[Source records]
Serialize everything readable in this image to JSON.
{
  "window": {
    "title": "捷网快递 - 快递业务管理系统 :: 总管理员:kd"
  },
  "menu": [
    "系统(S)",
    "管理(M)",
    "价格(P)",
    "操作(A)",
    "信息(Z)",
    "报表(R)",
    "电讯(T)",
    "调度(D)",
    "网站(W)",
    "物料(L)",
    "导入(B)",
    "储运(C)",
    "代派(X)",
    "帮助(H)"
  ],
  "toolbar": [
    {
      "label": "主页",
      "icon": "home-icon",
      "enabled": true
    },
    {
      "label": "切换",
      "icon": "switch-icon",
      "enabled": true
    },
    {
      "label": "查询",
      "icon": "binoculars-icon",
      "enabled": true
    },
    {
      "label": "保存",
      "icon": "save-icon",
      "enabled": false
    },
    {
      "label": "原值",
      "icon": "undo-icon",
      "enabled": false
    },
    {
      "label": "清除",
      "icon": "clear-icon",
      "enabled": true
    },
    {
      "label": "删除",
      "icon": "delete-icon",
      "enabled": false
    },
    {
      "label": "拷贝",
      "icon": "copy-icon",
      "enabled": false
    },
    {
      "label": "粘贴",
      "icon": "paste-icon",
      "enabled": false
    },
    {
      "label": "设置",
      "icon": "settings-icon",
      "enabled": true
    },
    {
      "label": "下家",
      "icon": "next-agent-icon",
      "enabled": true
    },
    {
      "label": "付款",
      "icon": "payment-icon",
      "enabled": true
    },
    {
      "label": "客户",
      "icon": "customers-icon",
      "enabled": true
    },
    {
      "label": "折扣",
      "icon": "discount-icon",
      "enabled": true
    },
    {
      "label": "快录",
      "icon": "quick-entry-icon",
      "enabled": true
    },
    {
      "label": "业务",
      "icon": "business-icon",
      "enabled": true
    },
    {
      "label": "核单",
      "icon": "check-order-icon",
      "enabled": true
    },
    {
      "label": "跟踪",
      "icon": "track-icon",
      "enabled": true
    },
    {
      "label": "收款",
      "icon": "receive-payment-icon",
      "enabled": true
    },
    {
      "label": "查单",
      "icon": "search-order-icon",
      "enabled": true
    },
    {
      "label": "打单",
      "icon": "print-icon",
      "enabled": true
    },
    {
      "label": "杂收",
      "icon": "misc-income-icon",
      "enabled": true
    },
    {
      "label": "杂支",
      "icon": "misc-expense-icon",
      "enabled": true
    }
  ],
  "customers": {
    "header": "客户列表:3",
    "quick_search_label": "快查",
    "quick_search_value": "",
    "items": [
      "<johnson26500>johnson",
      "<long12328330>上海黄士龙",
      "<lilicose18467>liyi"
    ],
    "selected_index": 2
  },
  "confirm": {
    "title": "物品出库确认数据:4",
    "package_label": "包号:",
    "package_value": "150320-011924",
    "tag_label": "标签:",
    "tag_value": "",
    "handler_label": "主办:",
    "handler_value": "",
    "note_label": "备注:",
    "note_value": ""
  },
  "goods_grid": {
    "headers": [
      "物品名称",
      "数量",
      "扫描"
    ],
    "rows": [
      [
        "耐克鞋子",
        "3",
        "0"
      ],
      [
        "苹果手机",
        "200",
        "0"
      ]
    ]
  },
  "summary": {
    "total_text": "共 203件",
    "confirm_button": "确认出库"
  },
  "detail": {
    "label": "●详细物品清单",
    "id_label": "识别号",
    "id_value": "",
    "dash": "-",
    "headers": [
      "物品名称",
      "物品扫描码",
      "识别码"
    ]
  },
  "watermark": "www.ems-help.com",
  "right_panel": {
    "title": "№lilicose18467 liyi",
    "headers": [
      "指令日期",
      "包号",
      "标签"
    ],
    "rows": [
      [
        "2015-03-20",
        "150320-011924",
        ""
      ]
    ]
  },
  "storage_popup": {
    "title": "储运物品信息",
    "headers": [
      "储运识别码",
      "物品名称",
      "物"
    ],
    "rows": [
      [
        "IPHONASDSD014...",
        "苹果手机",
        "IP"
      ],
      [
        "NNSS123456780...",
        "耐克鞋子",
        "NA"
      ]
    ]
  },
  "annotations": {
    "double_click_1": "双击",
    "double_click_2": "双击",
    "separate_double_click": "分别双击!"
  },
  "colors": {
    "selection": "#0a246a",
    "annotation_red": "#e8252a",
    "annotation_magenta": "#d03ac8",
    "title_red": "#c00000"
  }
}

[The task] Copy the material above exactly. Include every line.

[Finished task]
Serialize everything readable in this image to JSON.
{
  "window": {
    "title": "捷网快递 - 快递业务管理系统 :: 总管理员:kd"
  },
  "menu": [
    "系统(S)",
    "管理(M)",
    "价格(P)",
    "操作(A)",
    "信息(Z)",
    "报表(R)",
    "电讯(T)",
    "调度(D)",
    "网站(W)",
    "物料(L)",
    "导入(B)",
    "储运(C)",
    "代派(X)",
    "帮助(H)"
  ],
  "toolbar": [
    {
      "label": "主页",
      "icon": "home-icon",
      "enabled": true
    },
    {
      "label": "切换",
      "icon": "switch-icon",
      "enabled": true
    },
    {
      "label": "查询",
      "icon": "binoculars-icon",
      "enabled": true
    },
    {
      "label": "保存",
      "icon": "save-icon",
      "enabled": false
    },
    {
      "label": "原值",
      "icon": "undo-icon",
      "enabled": false
    },
    {
      "label": "清除",
      "icon": "clear-icon",
      "enabled": true
    },
    {
      "label": "删除",
      "icon": "delete-icon",
      "enabled": false
    },
    {
      "label": "拷贝",
      "icon": "copy-icon",
      "enabled": false
    },
    {
      "label": "粘贴",
      "icon": "paste-icon",
      "enabled": false
    },
    {
      "label": "设置",
      "icon": "settings-icon",
      "enabled": true
    },
    {
      "label": "下家",
      "icon": "next-agent-icon",
      "enabled": true
    },
    {
      "label": "付款",
      "icon": "payment-icon",
      "enabled": true
    },
    {
      "label": "客户",
      "icon": "customers-icon",
      "enabled": true
    },
    {
      "label": "折扣",
      "icon": "discount-icon",
      "enabled": true
    },
    {
      "label": "快录",
      "icon": "quick-entry-icon",
      "enabled": true
    },
    {
      "label": "业务",
      "icon": "business-icon",
      "enabled": true
    },
    {
      "label": "核单",
      "icon": "check-order-icon",
      "enabled": true
    },
    {
      "label": "跟踪",
      "icon": "track-icon",
      "enabled": true
    },
    {
      "label": "收款",
      "icon": "receive-payment-icon",
      "enabled": true
    },
    {
      "label": "查单",
      "icon": "search-order-icon",
      "enabled": true
    },
    {
      "label": "打单",
      "icon": "print-icon",
      "enabled": true
    },
    {
      "label": "杂收",
      "icon": "misc-income-icon",
      "enabled": true
    },
    {
      "label": "杂支",
      "icon": "misc-expense-icon",
      "enabled": true
    }
  ],
  "customers": {
    "header": "客户列表:3",
    "quick_search_label": "快查",
    "quick_search_value": "",
    "items": [
      "<johnson26500>johnson",
      "<long12328330>上海黄士龙",
      "<lilicose18467>liyi"
    ],
    "selected_index": 2
  },
  "confirm": {
    "title": "物品出库确认数据:4",
    "package_label": "包号:",
    "package_value": "150320-011924",
    "tag_label": "标签:",
    "tag_value": "",
    "handler_label": "主办:",
    "handler_value": "",
    "note_label": "备注:",
    "note_value": ""
  },
  "goods_grid": {
    "headers": [
      "物品名称",
      "数量",
      "扫描"
    ],
    "rows": [
      [
        "耐克鞋子",
        "3",
        "0"
      ],
      [
        "苹果手机",
        "200",
        "0"
      ]
    ]
  },
  "summary": {
    "total_text": "共 203件",
    "confirm_button": "确认出库"
  },
  "detail": {
    "label": "●详细物品清单",
    "id_label": "识别号",
    "id_value": "",
    "dash": "-",
    "headers": [
      "物品名称",
      "物品扫描码",
      "识别码"
    ]
  },
  "watermark": "www.ems-help.com",
  "right_panel": {
    "title": "№lilicose18467 liyi",
    "headers": [
      "指令日期",
      "包号",
      "标签"
    ],
    "rows": [
      [
        "2015-03-20",
        "150320-011924",
        ""
      ]
    ]
  },
  "storage_popup": {
    "title": "储运物品信息",
    "headers": [
      "储运识别码",
      "物品名称",
      "物"
    ],
    "rows": [
      [
        "IPHONASDSD014...",
        "苹果手机",
        "IP"
      ],
      [
        "NNSS123456780...",
        "耐克鞋子",
        "NA"
      ]
    ]
  },
  "annotations": {
    "double_click_1": "双击",
    "double_click_2": "双击",
    "separate_double_click": "分别双击!"
  },
  "colors": {
    "selection": "#0a246a",
    "annotation_red": "#e8252a",
    "annotation_magenta": "#d03ac8",
    "title_red": "#c00000"
  }
}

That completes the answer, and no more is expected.